By DAN SAXTON
I’ve recently arrived in Missoula after moving up from Southern California. Many may wonder: why did I leave the land of eternal sunshine, the ideal beachgoing climate, to move into a hardy, rugged country?
First of all, I am no stranger to four-season weather, having grown up in the countryside of upstate New York and learning to appreciate the variety of spring, summer, fall and winter. The average temperatures of both upstate New York and Missoula are remarkably similar, except that New York is more humid (which I’m glad to do away with here!). So, in one sense, Missoula is not much different from my ancestral home.
Most concretely, however, the plainest reason I can offer for moving to Missoula is that Montana has imprinted herself upon me from an early age. I used to take many family vacations out West, and the first one of them all occurred when I was six years old – to Glacier National Park. That first sight of the Big Sky, the Rocky Mountains, year-round snow, and the amazing beauty of the wild country all powerfully impressed my young mind. Since then the Northern Rockies as a whole have been one of my favorite places upon Earth.
So Montana is a cool place for me……but why Missoula specifically? Well, Missoula is just the right-sized little city for me – not too big, but large enough to have a thriving, vibrant community that has everything I need. It is a dynamic, innovative city that appeals well to people like me who are intellectual and who appreciate the liberal arts. That’s important for me as I explore long-term avenues for making a living here. I also feel that Missoula has better overall access to the type of mountains and wild country that I like than these other two places. For me personally, Glacier Park has a stronger pull than Yellowstone does (though Yellowstone is only four hours away at its closest entrance, which isn’t too bad). Overall, Missoula seems to have a bright future going for it, which also attracts me.
One final reason why I’ve settled in Missoula is that I already have friends there whom I knew in California. They’ve encouraged me to come and be part of Covenant Reformed Church, a new church that has only begun over the last couple years. My Christian faith is very important to me and I am very glad for the opportunity to help this church grow. I’ve already received a great deal of assistance from these friends and other new people whom I’ve met over the last couple weeks since I arrived in town. Therefore, I greatly emphasize the importance of having good social connections, for they make moving into a new area so much easier.
I’ve started this brand-new blog to chronicle my adventures as a newcomer to Missoula as I get to know the community and the beautiful surroundings around town. I feel that my perspective is particularly interesting since I’m a deaf individual who functions primarily in the hearing world and also because I have a strong awareness of my surroundings. I have long studied Montana’s mountains and am eager to showcase them to not only fellow Missoulians, but also to “outsiders.” I hope you will be pleased to join me as I describe settling down in this remarkable city!
Dan Saxton is a newcomer to Missoula.
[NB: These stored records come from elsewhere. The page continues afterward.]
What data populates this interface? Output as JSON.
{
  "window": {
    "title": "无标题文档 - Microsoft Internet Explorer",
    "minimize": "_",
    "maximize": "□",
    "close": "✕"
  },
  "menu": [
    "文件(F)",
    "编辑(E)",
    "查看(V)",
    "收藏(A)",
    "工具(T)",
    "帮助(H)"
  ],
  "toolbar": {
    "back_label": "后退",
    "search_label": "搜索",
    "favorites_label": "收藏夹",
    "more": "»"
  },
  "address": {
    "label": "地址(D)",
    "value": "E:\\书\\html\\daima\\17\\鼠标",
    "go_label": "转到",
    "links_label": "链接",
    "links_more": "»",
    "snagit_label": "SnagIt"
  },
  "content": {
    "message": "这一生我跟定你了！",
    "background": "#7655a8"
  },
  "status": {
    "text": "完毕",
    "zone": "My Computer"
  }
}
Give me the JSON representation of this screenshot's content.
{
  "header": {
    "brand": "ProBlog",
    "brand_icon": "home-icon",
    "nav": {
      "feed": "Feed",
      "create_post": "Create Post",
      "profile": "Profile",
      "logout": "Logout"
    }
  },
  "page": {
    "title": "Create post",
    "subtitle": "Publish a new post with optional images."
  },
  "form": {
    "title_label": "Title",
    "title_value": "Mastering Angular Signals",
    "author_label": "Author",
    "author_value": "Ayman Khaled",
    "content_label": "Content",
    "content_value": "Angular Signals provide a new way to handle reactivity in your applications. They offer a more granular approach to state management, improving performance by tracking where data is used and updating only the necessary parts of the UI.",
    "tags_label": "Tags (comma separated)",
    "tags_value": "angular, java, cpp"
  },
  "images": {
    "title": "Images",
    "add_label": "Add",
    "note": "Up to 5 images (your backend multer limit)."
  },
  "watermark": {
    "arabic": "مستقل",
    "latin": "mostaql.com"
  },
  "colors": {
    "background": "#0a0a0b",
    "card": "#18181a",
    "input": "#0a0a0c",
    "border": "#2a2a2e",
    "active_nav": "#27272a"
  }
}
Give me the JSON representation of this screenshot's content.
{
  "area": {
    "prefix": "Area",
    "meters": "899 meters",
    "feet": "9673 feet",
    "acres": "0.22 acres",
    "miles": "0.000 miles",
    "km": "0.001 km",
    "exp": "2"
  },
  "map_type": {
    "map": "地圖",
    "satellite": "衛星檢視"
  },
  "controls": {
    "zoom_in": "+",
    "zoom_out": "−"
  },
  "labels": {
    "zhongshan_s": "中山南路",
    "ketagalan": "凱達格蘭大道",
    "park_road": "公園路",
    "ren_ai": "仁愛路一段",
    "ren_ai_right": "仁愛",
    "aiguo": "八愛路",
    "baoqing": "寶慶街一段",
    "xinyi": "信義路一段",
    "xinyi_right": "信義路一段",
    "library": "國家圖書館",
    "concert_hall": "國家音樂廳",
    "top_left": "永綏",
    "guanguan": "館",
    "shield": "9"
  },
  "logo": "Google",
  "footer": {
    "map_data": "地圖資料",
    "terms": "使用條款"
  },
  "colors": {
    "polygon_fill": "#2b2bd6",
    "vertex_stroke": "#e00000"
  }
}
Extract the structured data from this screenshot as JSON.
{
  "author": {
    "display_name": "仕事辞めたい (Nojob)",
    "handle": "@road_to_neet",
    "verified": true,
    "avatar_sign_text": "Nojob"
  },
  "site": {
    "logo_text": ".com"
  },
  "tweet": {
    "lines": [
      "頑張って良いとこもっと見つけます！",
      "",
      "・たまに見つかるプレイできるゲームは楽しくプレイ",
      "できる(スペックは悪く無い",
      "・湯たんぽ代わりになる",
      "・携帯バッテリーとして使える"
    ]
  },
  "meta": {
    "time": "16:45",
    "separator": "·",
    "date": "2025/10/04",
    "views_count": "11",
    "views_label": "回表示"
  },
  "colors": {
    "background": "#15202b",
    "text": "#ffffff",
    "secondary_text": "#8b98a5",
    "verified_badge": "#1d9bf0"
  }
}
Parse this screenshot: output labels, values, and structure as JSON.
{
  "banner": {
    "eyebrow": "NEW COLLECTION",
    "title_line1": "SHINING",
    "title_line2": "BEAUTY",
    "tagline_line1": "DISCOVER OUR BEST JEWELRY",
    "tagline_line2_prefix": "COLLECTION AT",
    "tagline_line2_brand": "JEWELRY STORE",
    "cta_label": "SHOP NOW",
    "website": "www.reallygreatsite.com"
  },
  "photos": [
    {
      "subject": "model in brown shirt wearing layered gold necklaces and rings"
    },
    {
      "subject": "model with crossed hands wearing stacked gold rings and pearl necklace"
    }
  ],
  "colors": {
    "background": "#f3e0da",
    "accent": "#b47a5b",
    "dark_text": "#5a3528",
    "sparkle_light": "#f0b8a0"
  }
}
He originally hails from New York, and spent the last four years in California attending graduate school in San Diego. Dan was first introduced to Montana (and the West) at the tender age of six, and has considered it one of his favorite places ever since. Although Dan is hearing-impaired and uses a cochlear implant, he refuses to view his disability as an insurmountable barrier. Now he seeks to make a living in Missoula, spending plenty of time hiking and climbing along the way and sharing his experiences with many others!